Content starts
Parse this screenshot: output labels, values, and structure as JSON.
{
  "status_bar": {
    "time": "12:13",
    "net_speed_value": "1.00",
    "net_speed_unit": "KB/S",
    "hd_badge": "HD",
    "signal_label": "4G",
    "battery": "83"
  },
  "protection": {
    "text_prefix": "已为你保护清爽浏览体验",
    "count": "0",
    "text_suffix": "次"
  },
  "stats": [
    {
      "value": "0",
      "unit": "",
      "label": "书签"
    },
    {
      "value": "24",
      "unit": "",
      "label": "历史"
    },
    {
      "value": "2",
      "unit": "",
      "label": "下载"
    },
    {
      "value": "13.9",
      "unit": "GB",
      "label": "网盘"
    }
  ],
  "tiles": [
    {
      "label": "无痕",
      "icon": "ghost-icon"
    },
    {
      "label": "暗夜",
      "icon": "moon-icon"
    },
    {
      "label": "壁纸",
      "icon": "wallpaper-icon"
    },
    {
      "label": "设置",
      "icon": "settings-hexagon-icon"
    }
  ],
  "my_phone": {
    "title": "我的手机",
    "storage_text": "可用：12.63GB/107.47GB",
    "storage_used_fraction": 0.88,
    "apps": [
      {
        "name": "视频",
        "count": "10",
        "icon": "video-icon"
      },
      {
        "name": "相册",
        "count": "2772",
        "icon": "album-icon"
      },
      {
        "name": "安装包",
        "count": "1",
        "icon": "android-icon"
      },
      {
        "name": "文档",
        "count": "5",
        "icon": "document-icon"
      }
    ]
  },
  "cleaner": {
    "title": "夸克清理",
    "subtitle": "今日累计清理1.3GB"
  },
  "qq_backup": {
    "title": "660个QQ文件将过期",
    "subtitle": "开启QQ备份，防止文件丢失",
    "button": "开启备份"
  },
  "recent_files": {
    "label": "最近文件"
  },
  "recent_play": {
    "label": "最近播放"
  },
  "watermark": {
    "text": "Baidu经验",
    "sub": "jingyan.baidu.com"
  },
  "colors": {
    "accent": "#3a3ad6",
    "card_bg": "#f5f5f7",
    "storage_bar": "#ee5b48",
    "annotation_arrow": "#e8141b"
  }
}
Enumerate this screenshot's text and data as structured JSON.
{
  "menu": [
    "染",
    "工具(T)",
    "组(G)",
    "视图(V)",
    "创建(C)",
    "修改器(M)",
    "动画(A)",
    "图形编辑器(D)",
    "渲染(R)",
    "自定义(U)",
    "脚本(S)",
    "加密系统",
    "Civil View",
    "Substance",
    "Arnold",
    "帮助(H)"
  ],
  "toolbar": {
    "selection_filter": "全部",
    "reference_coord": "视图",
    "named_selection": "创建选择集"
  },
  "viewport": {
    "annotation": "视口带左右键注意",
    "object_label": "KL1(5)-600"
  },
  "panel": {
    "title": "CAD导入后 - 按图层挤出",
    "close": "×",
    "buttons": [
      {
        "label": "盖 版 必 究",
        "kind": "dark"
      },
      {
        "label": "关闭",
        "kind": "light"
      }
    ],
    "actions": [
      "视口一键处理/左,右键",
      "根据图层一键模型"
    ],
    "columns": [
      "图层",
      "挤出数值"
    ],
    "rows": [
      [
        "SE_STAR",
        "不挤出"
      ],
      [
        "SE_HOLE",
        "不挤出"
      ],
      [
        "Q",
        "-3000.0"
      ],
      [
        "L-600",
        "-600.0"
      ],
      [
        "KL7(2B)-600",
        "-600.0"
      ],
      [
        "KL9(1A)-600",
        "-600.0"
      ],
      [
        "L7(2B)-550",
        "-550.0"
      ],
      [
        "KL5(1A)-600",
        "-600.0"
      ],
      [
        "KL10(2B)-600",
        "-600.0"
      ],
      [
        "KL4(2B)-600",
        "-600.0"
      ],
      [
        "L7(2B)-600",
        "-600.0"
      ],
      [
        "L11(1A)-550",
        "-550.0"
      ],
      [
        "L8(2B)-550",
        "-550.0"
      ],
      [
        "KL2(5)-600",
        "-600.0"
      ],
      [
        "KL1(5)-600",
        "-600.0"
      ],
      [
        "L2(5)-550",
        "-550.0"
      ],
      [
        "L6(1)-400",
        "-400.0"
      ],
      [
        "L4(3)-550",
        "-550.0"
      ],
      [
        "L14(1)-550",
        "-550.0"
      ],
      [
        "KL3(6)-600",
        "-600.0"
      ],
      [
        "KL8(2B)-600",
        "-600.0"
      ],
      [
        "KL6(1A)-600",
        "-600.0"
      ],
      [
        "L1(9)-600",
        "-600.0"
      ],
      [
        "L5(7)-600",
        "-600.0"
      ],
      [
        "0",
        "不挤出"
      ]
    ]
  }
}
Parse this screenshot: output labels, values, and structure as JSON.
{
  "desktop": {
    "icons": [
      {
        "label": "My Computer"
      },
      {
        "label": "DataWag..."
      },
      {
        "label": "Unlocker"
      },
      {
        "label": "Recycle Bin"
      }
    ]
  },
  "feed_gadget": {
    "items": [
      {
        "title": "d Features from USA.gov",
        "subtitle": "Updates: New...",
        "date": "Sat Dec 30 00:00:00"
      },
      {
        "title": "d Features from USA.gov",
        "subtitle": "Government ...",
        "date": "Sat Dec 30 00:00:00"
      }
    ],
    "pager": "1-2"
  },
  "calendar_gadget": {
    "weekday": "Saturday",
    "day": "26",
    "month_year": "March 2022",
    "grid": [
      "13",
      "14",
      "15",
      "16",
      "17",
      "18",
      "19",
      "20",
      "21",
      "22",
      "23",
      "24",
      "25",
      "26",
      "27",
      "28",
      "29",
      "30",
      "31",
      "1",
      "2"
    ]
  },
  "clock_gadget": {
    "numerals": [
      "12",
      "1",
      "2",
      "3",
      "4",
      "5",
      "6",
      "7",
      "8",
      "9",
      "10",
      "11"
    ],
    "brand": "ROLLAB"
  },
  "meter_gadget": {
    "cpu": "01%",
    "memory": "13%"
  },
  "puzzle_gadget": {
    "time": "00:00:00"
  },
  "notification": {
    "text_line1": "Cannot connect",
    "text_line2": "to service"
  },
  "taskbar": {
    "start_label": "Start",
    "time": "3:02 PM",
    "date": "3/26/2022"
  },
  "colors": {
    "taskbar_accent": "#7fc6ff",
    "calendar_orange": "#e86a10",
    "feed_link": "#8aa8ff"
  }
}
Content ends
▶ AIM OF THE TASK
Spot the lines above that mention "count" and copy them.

▶ SOLUTION
    "count": "0",
        "count": "10",
        "count": "2772",
        "count": "1",
        "count": "5",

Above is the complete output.